Exercise goal:
Check every line of the listing below for the word "icon" and give the number of lines where it appears, with nothing added.

---

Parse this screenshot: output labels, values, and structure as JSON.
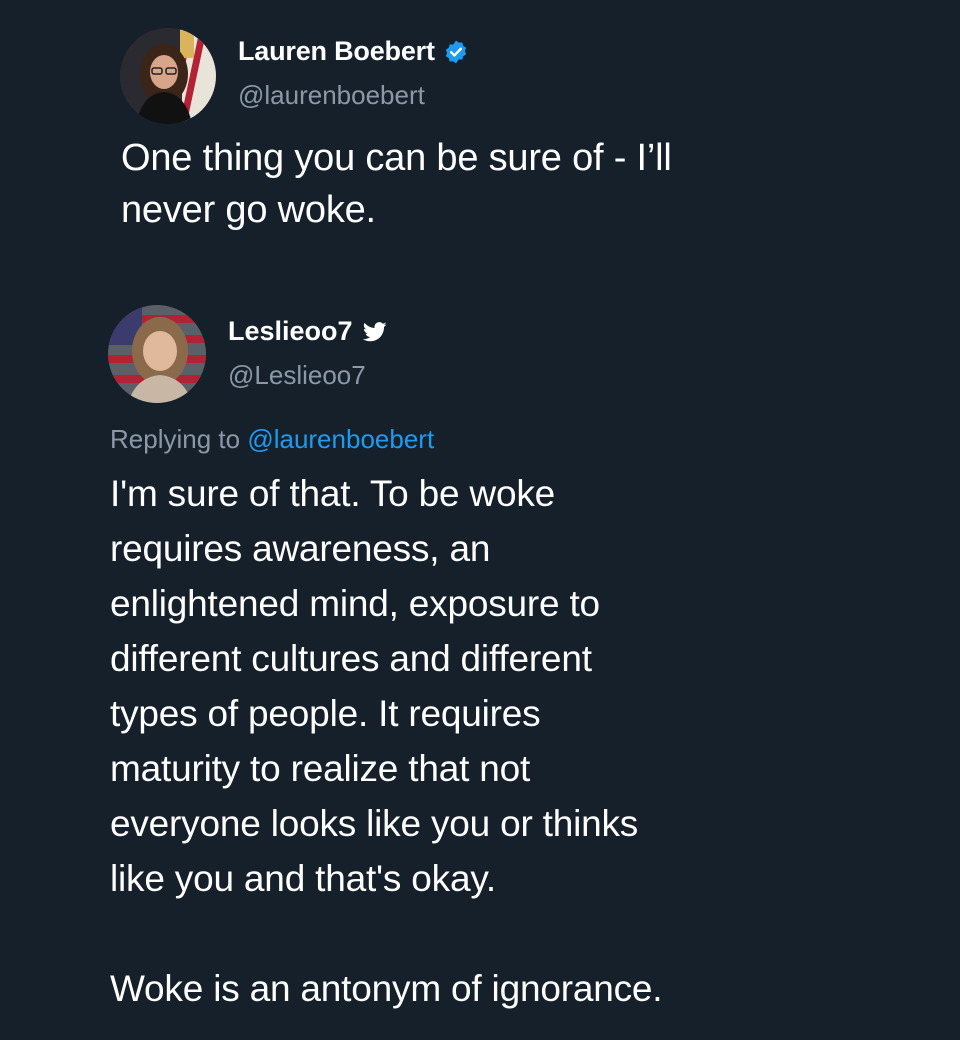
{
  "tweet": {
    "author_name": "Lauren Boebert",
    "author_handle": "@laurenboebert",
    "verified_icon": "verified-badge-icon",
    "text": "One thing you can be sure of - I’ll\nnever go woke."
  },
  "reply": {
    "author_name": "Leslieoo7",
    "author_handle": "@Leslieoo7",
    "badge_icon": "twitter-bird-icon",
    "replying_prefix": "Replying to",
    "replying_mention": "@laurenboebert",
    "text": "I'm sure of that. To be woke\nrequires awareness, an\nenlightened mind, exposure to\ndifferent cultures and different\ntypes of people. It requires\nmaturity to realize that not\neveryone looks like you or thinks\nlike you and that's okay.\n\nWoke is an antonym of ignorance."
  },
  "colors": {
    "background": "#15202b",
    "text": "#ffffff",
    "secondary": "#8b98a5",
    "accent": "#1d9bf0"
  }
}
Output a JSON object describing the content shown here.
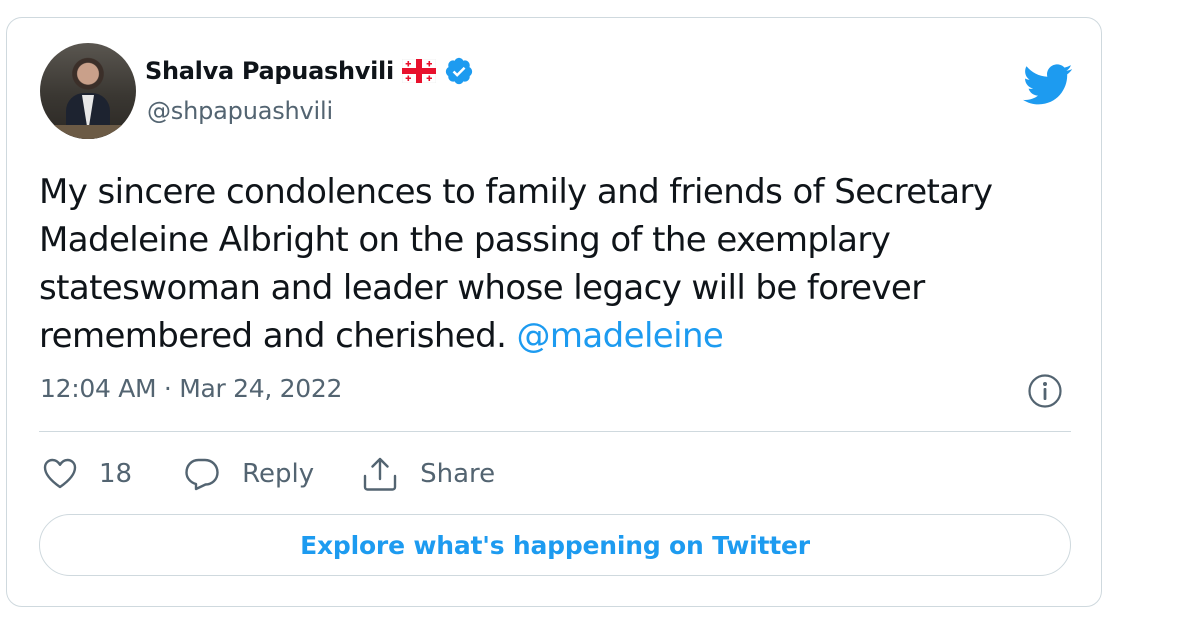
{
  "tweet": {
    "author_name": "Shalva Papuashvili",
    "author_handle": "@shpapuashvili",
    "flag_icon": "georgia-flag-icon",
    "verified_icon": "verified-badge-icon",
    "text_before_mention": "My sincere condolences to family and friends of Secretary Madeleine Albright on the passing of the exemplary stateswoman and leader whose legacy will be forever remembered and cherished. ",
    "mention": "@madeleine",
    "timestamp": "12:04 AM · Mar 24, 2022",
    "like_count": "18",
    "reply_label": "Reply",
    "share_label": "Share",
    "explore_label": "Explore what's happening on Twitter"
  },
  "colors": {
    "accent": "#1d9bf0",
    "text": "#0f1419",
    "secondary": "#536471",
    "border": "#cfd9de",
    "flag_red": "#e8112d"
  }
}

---

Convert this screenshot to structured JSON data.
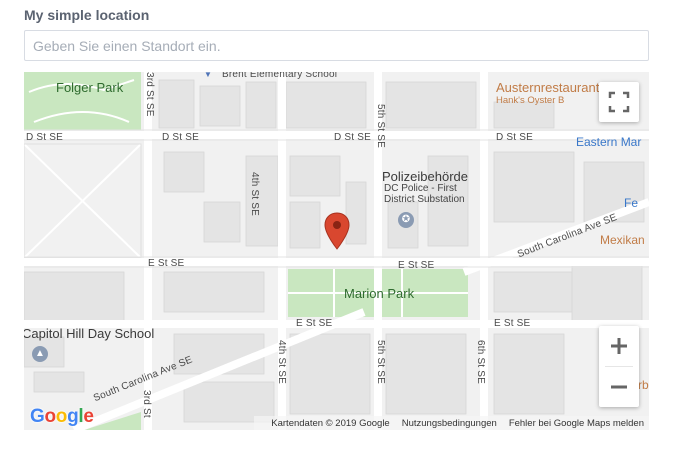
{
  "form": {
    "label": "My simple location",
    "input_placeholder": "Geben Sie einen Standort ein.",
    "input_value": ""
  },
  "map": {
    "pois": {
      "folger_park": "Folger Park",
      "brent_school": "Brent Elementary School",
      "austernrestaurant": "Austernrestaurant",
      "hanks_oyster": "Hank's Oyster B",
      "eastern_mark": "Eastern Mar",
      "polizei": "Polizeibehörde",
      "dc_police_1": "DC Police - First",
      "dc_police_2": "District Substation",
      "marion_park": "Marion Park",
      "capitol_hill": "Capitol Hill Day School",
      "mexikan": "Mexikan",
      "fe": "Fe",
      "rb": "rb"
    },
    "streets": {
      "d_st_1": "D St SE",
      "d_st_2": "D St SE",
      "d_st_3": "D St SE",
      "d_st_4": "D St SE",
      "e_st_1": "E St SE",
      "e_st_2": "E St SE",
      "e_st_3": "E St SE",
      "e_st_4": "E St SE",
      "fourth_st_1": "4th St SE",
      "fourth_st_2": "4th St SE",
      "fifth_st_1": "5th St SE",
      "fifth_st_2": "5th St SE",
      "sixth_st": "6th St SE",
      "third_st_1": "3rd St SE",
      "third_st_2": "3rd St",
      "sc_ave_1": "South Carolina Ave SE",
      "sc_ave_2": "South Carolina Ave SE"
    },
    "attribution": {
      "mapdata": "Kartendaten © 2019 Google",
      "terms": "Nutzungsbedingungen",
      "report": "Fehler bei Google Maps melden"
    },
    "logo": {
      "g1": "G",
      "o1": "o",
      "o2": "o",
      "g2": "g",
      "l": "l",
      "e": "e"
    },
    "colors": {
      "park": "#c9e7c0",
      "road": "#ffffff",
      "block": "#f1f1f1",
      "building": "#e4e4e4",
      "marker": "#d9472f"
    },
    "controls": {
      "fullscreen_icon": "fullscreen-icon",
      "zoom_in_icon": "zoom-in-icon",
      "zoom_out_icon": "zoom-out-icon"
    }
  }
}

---

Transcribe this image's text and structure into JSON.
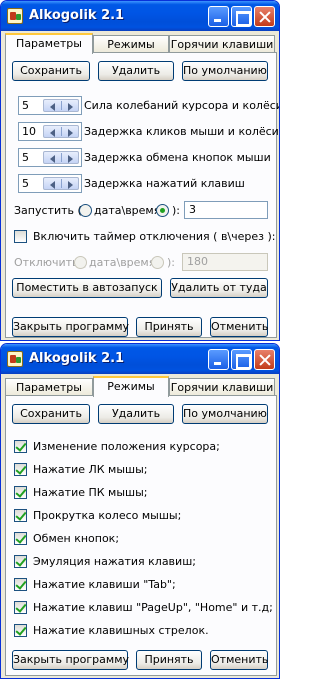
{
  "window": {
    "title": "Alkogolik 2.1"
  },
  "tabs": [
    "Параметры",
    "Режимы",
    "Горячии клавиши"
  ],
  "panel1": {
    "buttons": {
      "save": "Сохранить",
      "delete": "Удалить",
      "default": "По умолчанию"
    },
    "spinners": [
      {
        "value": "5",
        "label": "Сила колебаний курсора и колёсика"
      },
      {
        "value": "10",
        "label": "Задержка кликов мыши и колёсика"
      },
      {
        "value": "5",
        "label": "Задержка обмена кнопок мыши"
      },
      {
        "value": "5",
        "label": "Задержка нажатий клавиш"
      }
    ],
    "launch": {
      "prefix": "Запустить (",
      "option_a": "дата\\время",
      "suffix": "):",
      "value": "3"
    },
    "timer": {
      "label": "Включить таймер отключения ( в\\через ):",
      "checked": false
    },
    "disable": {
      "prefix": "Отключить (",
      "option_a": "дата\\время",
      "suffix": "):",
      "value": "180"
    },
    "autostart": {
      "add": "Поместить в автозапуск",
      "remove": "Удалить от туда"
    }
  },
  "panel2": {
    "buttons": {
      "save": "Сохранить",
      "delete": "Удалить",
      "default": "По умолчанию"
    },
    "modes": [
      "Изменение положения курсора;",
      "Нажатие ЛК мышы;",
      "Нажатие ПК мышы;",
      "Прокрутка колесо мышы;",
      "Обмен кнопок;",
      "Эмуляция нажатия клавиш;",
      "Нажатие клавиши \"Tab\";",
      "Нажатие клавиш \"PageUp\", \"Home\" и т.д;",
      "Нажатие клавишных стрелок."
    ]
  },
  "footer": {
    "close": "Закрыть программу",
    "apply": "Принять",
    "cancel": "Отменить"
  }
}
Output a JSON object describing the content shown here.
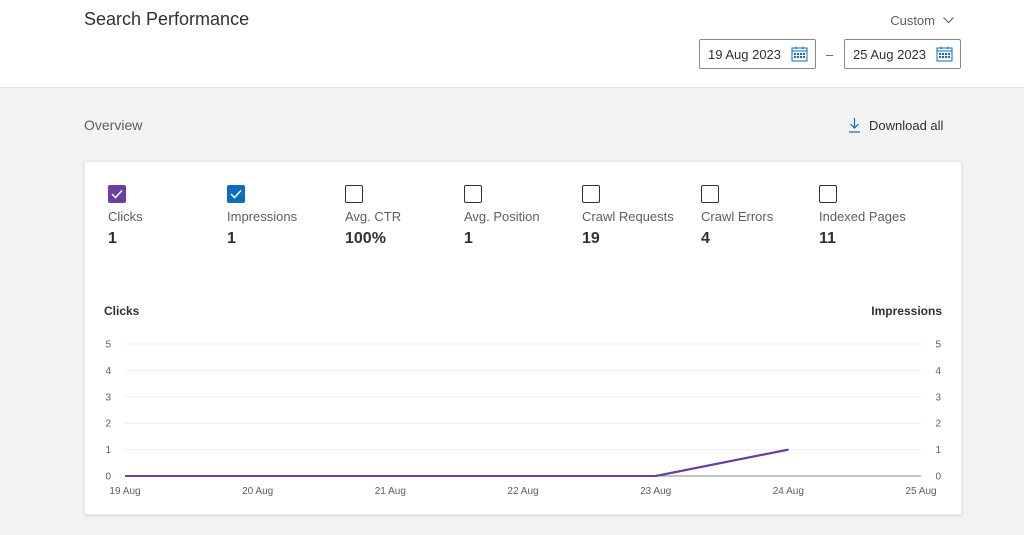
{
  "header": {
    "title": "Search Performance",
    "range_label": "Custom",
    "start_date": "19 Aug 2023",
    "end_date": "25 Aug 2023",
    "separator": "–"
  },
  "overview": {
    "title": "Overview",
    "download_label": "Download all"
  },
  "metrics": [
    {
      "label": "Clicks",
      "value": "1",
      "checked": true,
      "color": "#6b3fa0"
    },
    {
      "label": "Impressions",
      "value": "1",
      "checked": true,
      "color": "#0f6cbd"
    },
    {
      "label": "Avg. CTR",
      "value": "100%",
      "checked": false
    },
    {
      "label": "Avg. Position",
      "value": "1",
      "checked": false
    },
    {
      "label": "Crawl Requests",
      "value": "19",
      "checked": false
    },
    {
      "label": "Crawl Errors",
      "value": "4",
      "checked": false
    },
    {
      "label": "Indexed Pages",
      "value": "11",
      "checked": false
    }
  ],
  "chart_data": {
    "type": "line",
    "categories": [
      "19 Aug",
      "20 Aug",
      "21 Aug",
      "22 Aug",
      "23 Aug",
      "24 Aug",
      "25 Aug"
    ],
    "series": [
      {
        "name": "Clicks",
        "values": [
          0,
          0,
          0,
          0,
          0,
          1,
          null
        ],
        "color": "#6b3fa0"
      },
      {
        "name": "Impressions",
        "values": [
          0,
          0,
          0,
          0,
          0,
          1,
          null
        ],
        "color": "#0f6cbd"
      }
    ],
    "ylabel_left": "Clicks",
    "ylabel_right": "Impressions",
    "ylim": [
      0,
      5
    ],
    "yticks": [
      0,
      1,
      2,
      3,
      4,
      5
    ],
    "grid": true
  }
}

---

Written solution:
7